In Sturrock, 95 Nev. at 942, 604 P.2d at 344, after appellant was tried and convicted, he appealed, contesting the district court's denial of his preliminary examination. A two-justice plurality of this court concluded, "[M]andamus was available to compel remand [to justice court for the preliminary examination]. By failing to pursue this remedy, and instead proceeding to trial, appellant has waived any impropriety regarding the trial court's inaction." Id. at 943, 604 P.2d at 345 (citation and footnote omitted). The two-justice plurality further concluded, "[A]n extraordinary remedy must be sought, because no post-judgment appeal will be available to review the error complained of. . . ." Id.

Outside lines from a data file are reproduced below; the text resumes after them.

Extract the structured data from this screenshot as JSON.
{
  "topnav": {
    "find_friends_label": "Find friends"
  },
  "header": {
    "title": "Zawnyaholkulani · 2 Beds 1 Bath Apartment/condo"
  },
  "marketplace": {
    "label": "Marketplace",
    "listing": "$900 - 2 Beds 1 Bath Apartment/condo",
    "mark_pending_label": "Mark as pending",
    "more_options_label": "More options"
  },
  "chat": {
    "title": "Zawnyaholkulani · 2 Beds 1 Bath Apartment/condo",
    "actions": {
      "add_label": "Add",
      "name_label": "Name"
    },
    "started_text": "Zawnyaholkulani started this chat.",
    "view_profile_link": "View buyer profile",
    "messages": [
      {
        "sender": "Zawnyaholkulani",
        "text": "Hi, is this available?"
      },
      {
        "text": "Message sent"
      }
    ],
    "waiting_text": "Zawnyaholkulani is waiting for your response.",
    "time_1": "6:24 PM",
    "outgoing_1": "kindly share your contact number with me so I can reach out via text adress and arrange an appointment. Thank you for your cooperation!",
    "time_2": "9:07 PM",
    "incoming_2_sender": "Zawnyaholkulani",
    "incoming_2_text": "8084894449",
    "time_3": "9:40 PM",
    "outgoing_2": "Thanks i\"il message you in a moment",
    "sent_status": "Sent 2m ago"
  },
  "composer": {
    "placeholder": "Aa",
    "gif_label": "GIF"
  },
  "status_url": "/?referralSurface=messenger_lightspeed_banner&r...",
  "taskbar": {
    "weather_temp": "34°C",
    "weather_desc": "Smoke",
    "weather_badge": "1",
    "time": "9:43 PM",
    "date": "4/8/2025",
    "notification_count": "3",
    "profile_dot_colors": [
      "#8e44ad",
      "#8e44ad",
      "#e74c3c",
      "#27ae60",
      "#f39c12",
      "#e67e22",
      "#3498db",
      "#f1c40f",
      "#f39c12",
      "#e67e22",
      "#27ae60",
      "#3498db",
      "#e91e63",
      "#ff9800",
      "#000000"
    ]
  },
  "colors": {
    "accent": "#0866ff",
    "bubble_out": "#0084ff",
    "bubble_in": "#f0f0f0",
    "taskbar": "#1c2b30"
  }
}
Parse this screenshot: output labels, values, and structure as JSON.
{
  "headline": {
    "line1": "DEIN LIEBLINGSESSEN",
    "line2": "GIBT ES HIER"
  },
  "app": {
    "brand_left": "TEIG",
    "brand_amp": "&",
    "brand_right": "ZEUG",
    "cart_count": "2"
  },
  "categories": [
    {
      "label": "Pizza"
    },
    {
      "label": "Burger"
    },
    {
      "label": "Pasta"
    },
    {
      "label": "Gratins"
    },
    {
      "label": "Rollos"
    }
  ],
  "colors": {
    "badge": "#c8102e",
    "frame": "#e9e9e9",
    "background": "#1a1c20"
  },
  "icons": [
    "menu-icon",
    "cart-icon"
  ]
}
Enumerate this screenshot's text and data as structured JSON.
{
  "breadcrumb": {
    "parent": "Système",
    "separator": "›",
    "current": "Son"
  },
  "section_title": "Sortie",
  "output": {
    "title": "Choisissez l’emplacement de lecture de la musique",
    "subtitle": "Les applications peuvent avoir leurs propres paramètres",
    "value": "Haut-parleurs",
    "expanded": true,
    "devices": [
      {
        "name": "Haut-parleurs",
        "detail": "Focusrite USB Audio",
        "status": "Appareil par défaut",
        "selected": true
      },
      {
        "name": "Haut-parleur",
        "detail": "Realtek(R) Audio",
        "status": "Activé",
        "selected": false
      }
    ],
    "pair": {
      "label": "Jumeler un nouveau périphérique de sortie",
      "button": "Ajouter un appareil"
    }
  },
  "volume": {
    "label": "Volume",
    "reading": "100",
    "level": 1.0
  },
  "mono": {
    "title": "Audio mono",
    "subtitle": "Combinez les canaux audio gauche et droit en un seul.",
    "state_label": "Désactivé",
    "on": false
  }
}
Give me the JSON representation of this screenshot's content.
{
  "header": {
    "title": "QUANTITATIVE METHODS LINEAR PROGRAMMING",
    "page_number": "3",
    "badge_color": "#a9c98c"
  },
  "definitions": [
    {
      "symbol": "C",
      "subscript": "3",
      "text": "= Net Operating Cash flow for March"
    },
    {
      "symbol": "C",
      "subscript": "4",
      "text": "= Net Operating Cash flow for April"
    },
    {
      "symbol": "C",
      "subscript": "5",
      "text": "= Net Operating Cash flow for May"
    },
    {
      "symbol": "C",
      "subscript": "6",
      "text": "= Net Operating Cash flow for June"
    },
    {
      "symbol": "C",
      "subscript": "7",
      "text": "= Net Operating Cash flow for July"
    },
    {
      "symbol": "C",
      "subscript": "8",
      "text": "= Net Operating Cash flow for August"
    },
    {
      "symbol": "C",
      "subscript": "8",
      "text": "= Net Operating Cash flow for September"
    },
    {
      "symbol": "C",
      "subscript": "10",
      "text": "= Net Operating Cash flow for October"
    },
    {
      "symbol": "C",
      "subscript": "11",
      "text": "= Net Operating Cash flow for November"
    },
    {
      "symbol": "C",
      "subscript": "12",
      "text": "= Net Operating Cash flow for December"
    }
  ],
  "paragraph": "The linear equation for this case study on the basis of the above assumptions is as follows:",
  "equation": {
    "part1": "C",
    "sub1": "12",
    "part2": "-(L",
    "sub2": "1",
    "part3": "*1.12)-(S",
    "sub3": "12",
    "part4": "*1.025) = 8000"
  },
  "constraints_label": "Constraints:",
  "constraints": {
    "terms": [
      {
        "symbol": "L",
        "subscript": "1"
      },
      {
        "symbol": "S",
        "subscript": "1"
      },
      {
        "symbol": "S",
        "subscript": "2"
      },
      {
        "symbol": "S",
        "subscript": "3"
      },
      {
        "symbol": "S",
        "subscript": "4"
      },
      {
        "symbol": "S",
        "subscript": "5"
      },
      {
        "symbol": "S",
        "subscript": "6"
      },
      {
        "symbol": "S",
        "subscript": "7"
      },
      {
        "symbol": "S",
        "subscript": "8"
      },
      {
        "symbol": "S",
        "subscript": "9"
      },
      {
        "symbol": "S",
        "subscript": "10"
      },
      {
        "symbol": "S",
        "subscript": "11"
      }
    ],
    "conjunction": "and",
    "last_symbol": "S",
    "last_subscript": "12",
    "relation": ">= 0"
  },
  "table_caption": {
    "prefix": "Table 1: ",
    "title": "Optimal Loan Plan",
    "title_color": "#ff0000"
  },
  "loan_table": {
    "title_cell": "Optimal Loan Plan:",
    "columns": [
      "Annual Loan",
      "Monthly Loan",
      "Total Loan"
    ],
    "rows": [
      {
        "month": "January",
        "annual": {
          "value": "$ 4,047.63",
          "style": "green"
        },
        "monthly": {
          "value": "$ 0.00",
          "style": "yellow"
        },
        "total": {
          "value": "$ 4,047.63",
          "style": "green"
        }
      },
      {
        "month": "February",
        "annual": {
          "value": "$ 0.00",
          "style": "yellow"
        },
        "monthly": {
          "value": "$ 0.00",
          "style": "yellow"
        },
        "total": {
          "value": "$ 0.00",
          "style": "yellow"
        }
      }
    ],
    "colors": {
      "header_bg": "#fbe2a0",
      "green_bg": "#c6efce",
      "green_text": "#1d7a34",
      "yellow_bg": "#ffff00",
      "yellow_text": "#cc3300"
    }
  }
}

We now wish to clarify that our reliance on these two cases was not intended to announce a rule of law establishing that the failure to pursue an extraordinary writ with this court prior to trial will constitute a waiver of the right to challenge the adequacy of grand jury notice on appeal. We emphasize that such is not the law in Nevada. See Parker v. State, 100 Nev. 264, 266 n. 3, 679 P.2d 1271, 1273 n. 3 (1984). That is, an appellant's contention that he or she did not receive adequate Marcum notice will not be waived if the appellant fails to seek a writ from this court pretrial.
By this holding, we do not limit one's right to pursue such extraordinary relief from this court prior to trial.
The two-justice plurality opinion in Sturrock is not binding authority for the conclusion that failure to seek a pretrial writ constitutes waiver of a challenge to a grand jury notice. Further, our holding in Solis-Ramirez merely restated the well-settled rule that there is no immediate right to appeal from an interlocutory order denying a pretrial motion to dismiss. Solis-Ramirez does not hold that an order of the district court denying a pretrial motion to dismiss cannot be reviewed in a direct appeal from a final judgment of conviction. See NRS 177.045 (any decision in an intermediate order or proceeding may be reviewed on appeal from the final judgment); see also Johnston v. State, 107 Nev. 944, 822 P.2d 1118 (1991) (on a direct appeal from a judgment of conviction, this court addressed the merits of appellant's claim that he did not receive reasonable notice of the grand jury proceedings). Accordingly, we conclude that Lisle did not waive this issue by deciding not to seek an extraordinary writ from this court before he proceeded to trial.
Although Lisle did not waive this issue, we conclude that he is not entitled to relief. In our prior opinion in this case, we determined that Lisle failed to show any prejudice resulting from the allegedly inadequate notice. Lisle, 113 Nev. at 551-52, 937 P.2d at 480; see also United States v. Mechanik, 475 U.S. 66, 70 (1986) (holding that because the defendants were convicted after trial beyond a reasonable doubt, probable cause undoubtedly existed to bind them over for trial; therefore, any error in the grand jury proceedings connected with the charging decision was harmless beyond a reasonable doubt). We continue to adhere to this determination and, accordingly, deny this petition.
THE HONORABLE A. WILLIAM MAUPIN, Justice, did not participate in this decision.